Chuck Kinder, Famed Author And Writing Teacher, Dies At 76

May 6, 2019

Chuck Kinder was a widely known author whose novels got favorably reviewed in national publications. 

But closer to home, Kinder was also a beloved, larger-than-life mentor to generations of aspiring writers. At the University of Pittsburgh, where he taught for nearly 35 years, Kinder’s best-known student was future Pulitzer Prize-winning author Michael Chabon, who based the English professor character in his novel “Wonder Boys” on Kinder.

Kinder, who retired from Pitt in 2014, died Friday in Miami. He was 76.

Among countless tributes on social media, Chabon called Kinder “my much-loved teacher, mentor and friend.” Writing on Instagram, Chabon, an undergraduate at Pitt in the early 1980s, added, “Almost forty years later I still write 1000 words a day because Chuck told me to.”

Kinder was born in Montgomery, W.V., in 1942. Throughout his life, he played up his Appalachian heritage, and not just in early novels like his 1973 debut, “Snakehunter,” and 1979’s “The Silver Ghost.” Friends recall that on first meeting people, he’d often playfully adopt a heavy West Virginia accent to see how they responded.

He studied at West Virginia University and in the 1970s did graduate work at Stanford University, where he befriended such future literary stars as Scott Turow and Raymond Carver. But he found his home at Pitt, which hired him as an English professor in 1980. The Squirrel Hill home Kinder shared with his wife, Diane Cecily, became an informal hub for students and local and visiting writers.

Kinder loved a good time; his 2001 novel “The Honeymooners: A Cautionary Tale,” a fictionalized version of his friendship with Carver, is full of carousing. And, as Chabon wrote on Instagram, "Wonder Boys" suggests “what a grand, epic-comic, inspiring, dazzling, legendary, thoroughly literary and larger-than-life figure he seemed to me in the days of my young writerhood.”

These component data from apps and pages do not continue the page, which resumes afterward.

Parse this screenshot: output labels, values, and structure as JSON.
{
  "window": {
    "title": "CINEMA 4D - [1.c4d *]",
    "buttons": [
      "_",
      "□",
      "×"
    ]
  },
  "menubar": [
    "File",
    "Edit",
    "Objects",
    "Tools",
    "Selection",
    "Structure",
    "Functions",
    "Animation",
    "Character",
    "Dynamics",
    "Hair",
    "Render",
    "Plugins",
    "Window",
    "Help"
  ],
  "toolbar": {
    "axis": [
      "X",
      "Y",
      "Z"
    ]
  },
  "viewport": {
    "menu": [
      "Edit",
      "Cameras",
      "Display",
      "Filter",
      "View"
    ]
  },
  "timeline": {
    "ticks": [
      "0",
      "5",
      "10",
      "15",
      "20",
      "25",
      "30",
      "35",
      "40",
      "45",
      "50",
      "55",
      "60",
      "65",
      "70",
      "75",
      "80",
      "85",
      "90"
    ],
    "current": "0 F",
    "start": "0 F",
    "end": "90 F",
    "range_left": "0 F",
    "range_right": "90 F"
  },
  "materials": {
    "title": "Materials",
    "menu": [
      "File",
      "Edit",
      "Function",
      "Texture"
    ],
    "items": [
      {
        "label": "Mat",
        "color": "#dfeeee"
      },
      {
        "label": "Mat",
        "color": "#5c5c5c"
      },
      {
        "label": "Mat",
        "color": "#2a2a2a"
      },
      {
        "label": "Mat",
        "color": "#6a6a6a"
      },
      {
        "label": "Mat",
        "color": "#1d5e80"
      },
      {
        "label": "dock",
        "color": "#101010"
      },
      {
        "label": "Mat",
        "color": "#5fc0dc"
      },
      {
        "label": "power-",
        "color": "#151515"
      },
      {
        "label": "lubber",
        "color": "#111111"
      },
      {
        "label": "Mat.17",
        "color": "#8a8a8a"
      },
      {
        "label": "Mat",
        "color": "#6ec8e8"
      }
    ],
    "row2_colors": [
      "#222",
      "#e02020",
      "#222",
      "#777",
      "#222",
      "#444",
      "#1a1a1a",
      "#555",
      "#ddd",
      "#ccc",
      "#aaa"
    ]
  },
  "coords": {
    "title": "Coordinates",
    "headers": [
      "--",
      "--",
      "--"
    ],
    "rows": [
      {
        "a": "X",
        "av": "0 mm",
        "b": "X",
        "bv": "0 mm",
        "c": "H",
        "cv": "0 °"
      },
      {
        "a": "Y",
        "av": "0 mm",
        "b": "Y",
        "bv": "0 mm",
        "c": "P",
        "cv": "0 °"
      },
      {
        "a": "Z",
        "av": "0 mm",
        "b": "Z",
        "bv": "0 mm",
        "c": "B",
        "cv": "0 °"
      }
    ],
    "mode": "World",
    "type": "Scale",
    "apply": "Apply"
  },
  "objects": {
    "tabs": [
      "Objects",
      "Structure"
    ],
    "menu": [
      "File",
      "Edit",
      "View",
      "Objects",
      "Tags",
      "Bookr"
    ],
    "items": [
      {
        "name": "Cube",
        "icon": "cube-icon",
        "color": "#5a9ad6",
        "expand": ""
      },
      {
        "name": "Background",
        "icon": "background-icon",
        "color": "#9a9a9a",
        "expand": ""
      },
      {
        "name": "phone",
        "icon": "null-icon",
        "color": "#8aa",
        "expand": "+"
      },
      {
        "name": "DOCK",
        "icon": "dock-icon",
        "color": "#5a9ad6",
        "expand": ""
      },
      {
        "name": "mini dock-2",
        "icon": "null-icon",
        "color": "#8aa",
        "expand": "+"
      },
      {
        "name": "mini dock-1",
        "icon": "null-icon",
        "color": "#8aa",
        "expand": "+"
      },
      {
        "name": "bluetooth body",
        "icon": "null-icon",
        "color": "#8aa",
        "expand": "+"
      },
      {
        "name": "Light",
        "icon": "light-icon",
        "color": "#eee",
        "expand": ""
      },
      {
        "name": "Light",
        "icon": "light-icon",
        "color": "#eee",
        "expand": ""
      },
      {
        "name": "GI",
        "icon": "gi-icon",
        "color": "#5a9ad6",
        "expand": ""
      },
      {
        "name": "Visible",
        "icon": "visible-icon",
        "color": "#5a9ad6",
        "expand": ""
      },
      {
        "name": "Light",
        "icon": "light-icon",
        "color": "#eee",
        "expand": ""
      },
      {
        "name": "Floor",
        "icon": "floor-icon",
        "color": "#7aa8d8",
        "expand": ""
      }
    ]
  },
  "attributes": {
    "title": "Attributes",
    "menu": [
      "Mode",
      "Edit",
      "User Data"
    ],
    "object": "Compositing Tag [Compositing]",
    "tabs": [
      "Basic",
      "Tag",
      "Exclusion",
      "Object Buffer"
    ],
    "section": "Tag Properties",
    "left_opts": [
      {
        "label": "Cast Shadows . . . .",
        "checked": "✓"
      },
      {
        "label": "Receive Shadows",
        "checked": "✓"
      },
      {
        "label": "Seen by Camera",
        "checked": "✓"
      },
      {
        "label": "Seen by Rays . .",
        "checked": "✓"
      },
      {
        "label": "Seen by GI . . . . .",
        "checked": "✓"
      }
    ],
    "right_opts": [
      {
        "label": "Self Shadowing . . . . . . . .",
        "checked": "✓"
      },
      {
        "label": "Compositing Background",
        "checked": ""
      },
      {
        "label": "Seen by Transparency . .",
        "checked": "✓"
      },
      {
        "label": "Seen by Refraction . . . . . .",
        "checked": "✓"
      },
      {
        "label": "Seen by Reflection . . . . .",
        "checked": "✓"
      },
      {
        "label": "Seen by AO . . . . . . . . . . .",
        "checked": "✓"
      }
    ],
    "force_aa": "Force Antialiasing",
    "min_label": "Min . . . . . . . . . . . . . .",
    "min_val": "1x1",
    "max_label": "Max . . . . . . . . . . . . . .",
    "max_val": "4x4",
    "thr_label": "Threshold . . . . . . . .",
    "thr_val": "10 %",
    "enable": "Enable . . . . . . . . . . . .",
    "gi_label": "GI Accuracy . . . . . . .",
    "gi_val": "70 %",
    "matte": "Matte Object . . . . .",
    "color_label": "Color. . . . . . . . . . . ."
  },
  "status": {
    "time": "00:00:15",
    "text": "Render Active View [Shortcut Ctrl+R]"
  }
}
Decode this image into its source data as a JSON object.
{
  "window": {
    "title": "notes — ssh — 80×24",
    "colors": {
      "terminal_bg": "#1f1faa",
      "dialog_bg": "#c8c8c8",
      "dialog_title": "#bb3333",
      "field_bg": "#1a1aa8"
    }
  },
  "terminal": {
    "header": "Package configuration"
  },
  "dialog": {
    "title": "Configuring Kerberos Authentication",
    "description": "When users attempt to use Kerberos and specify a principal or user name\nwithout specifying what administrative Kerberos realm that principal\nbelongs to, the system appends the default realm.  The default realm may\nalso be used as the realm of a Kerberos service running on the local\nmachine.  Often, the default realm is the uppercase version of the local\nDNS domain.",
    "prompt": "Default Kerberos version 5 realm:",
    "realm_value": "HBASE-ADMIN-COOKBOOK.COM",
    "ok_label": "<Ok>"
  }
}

Kinder and Cecily’s parties were legendary; guests might include famed writers like Tobias Wolff. Robert Yune, a former graduate student of Kinder’s, recalled in a memorial Facebook post that even in the mid-2000s, when Kinder was in his 60s, at least one shindig lasted until 7 a.m.

“He wanted me to put on his gravestone, ‘The party has moved,’” said Cecily, his widow, in a phone interview from the couple’s home in Key Largo, Fla.

But Kinder was also a serious teacher. “He found no greater joy in life than in working with students,” said Cecily. She said he encouraged students to consider telling stories from different perspectives, or using different voices. “He taught them how to throw away the boundary that can really encumber your creative thinking, and really open it up,” she said.

“He was so genuinely excited about writing, about your work, about what you might do,” said Keely Bowers, who studied under Kinder both as an undergraduate and a graduate student. Bowers, who now teaches writing at Pitt and Carlow University, was one of several students over the years who rented the third-floor apartment in Kinder and Cecily’s house. “They were really like family to me,” she said.

The literary atmosphere blended seamlessly with the couple’s hospitality, she said: “There were always people. Their doors were open.”

Kinder selected his graduate students not only for their talent, but also with an eye toward how they would function as a group, for example in critiquing each other. “He had a gift for choosing people who would get along and challenge each other in workshop,” wrote Yune on Facebook, adding, “A number of my MFA classmates are still my closest friends.”

“The Honeymooners,” Kinder’s final novel, was the stuff of legend; he worked for years on the manuscript, which reportedly ballooned to 3,000 pages. (Chabon’s 1995 novel “Wonder Boys” — later a shot-in-Pittsburgh film starring Michael Douglas as Grady Tripp, the character loosely based on Kinder — was itself built around a vast, unfinished novel.) “Honeymooners,” much pared down, was published to in 2001 to strong reviews by critics including novelist Jay McInerney, writing in the New York Times.

Kinder’s other books included 2004’s “The Last Mountain Dancer,” a collection of nonfiction stories set in his native West Virginia, likewise admired for its vivid characters and lively prose.

In his final decade or so, Kinder survived a series of blows to his health including a heart attack, two strokes and triple-bypass surgery. He stopped writing fiction and turned to poetry, releasing several volumes through locally based indie publishers Low Ghost Press and Six Gallery Press.

Kinder retired in 2014. His retirement event at Pitt featured video tributes from the likes of Chabon and Turow.

That same year, he and Cecily moved permanently to Key Largo, where they had already been wintering, and where Kinder continued to fully indulge his fondness for rakish hats.

Cecily said his health declined notably this year. He died, she said, just an hour before the ambulance was to arrive at the hospital to take him home for hospice care.

Cecily said plans for a memorial service in Pittsburgh are pending.